Title: Ketamine in Borderline Personality Disorder
Principal investigator: Sarah Fineberg, MD, PhD
Connecticut Mental Health Center
New Haven, CT
This clinical trial primarily tests the impact of ketamine on suicidal thoughts in Borderline Personality Disorder (BPD). It also tests the impact of ketamine on symptom intensity (for mood, BPD, and pain symptoms), social cognition, and neuroplasticity in people with BPD.
Suicidal ideation and action are too common in BPD, occurring at rates similar to those in people with depression or schizophrenia. Intensive psychotherapy helps, but many people with BPD do not have access to that treatment, and not everyone responds to psychotherapy if they do get access. No medication is FDA-approved for BPD, and no medication has been shown to decrease suicidality in BPD.
Ketamine is a promising medication for this problem. It is an FDA-approved anesthetic medication with N-methyl D-aspartate activity. Sub-anesthetic doses of ketamine decrease suicidality and improve mood in people with Major Depressive Disorder (MDD). This effect is rapid, with symptom improvement within hours that endures approximately two weeks. People with BPD can have symptoms that overlap with those of MDD. However, the effective treatments for BPD and MDD differ. This clinical trial will test if ketamine, which is effective in MDD, is also effective in BPD.
The investigators will use semi-structured interviews and self-report questionnaires to measure suicidal ideation and clinical symptoms (adverse events, mood symptoms, BPD symptoms, and pain). Social cognition will also be measured using both interviews/questionnaires and cognitive psychology tasks.

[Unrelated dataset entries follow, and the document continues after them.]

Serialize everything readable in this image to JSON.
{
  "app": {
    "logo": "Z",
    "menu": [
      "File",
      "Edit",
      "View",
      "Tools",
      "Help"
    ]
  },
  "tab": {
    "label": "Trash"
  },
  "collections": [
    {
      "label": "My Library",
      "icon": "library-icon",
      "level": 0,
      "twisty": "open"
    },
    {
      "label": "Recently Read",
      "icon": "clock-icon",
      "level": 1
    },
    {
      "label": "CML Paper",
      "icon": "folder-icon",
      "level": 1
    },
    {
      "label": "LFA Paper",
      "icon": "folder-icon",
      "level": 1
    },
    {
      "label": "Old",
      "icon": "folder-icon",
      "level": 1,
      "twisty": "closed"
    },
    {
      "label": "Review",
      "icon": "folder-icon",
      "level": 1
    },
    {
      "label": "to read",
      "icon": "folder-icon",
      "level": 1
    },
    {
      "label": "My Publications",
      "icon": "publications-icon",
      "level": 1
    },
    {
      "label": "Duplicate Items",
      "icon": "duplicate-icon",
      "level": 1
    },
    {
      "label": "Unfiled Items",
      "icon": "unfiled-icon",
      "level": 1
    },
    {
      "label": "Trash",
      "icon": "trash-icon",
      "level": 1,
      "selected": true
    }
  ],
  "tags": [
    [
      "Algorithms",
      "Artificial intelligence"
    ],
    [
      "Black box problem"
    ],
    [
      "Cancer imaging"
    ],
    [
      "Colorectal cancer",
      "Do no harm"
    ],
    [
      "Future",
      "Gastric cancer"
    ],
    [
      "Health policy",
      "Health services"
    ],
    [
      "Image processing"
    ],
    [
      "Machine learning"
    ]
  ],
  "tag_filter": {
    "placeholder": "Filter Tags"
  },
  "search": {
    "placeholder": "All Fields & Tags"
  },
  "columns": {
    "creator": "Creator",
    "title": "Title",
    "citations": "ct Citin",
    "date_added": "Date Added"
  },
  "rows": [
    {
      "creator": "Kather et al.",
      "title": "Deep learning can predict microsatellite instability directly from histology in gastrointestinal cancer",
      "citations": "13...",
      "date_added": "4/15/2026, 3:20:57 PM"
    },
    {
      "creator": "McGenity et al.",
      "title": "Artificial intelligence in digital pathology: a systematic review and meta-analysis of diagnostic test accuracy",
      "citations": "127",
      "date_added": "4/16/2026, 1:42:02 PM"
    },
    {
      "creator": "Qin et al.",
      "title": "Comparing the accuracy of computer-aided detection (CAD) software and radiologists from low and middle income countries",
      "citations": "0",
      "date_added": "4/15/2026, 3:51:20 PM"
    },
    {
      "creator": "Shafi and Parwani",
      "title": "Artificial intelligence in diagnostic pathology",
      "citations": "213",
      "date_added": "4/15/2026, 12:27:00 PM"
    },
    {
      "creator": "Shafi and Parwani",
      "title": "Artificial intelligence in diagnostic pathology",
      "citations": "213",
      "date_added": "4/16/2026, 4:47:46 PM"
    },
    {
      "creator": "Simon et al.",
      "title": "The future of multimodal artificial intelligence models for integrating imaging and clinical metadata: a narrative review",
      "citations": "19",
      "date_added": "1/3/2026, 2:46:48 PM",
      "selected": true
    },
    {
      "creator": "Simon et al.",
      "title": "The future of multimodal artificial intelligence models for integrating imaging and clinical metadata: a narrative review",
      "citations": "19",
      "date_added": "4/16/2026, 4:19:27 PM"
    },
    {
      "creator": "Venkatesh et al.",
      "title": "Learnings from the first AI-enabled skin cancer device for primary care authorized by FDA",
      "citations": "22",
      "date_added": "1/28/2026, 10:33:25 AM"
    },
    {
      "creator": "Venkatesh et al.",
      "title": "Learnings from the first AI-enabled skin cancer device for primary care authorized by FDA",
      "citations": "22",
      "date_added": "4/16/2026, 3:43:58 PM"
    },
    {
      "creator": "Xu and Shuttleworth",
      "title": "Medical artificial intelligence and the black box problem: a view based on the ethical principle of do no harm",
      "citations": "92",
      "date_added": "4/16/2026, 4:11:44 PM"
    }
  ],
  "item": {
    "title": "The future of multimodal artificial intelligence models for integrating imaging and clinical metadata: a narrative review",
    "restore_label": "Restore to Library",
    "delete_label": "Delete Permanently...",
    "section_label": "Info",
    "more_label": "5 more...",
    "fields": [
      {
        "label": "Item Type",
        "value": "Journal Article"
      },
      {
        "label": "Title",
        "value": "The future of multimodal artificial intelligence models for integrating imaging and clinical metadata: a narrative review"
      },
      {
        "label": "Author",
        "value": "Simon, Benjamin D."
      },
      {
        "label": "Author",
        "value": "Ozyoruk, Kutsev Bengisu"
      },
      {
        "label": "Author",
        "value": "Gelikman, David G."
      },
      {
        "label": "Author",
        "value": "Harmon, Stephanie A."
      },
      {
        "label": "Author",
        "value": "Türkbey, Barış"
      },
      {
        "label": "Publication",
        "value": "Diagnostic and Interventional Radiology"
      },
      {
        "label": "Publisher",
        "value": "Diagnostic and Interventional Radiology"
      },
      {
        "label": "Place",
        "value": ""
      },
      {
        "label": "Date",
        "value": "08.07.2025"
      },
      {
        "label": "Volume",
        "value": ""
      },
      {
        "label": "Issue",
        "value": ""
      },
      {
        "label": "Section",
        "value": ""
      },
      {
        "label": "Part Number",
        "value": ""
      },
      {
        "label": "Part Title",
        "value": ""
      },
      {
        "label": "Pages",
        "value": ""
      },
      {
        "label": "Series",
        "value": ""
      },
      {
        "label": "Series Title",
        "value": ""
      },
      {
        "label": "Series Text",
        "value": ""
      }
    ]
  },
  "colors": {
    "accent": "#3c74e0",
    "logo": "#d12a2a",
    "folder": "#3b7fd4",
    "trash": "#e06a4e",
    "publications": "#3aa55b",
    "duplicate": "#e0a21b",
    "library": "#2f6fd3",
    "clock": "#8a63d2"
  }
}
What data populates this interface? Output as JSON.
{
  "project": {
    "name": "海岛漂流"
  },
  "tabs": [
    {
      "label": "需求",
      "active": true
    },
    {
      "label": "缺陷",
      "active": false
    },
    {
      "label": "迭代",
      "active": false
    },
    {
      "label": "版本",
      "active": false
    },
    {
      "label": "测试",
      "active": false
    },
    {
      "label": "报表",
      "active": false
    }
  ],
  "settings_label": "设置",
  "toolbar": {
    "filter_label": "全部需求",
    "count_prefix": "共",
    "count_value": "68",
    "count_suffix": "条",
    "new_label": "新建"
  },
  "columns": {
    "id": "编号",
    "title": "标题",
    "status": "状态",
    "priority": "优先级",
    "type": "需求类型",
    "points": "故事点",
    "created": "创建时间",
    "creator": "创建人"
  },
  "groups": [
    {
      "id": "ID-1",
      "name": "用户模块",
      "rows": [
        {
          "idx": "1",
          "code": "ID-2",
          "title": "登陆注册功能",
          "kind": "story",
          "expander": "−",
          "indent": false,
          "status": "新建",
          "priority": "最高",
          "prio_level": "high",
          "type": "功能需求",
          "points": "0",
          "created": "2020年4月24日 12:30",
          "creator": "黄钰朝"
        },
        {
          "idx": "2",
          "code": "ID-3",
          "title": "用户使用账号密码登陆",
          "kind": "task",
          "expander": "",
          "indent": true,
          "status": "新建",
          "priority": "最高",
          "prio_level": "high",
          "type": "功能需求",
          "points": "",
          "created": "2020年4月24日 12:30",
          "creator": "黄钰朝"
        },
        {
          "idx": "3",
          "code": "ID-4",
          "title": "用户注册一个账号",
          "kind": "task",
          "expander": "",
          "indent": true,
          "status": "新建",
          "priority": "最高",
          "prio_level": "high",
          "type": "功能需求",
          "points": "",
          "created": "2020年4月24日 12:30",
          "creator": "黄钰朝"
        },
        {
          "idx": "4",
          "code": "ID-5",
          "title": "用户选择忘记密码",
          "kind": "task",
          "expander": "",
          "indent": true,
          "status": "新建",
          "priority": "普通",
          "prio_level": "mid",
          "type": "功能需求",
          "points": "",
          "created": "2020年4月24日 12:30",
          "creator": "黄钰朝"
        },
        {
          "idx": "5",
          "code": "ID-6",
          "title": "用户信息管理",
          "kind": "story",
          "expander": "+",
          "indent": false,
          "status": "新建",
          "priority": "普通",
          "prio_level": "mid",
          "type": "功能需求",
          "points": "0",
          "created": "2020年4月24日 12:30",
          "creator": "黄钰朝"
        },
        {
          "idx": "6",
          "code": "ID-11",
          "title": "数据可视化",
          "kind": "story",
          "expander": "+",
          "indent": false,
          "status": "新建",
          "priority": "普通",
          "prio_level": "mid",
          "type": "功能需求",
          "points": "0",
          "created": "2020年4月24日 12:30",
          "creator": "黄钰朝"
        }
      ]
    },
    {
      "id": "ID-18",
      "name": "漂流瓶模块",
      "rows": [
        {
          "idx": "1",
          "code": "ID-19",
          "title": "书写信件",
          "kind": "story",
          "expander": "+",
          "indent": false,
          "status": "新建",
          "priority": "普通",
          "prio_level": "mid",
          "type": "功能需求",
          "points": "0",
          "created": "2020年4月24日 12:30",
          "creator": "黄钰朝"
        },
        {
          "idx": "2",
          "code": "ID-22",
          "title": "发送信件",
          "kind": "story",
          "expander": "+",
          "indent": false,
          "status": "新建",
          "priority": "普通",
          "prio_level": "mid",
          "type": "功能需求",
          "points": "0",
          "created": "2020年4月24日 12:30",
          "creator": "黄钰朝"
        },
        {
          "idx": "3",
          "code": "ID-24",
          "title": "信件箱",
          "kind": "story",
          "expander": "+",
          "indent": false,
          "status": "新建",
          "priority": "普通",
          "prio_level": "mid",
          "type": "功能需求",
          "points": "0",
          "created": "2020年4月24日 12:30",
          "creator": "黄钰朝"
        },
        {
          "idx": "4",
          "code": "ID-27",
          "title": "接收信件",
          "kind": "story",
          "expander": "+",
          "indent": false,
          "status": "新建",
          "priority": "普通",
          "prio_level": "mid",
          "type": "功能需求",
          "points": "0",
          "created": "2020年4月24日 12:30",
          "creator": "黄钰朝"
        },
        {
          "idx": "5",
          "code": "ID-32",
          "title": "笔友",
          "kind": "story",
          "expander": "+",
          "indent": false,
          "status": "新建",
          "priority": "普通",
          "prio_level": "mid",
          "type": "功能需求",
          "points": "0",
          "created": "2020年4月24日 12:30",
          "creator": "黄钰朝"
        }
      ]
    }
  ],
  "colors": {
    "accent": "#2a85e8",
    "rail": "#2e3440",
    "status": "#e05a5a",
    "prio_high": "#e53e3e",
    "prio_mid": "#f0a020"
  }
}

One proposed mechanism of ketamine’s effect in MDD is increased neuroplasticity – opening a window during which new learning can occur. This mechanism has been demonstrated in rodent models of depression. In BPD, negatively biased social interpretations impede meaningful recovery and increase suicide risk over time. A post-ketamine neuro-plastic window may provide an opportunity for revisions of rigid social attributions. The investigators will test for changes in neuroplasticity using a cognitive psychology task and electro-encephalography.
Baseline measures of demographics, life experiences, and symptoms may also be used to predict outcomes or as covariates in our analyses.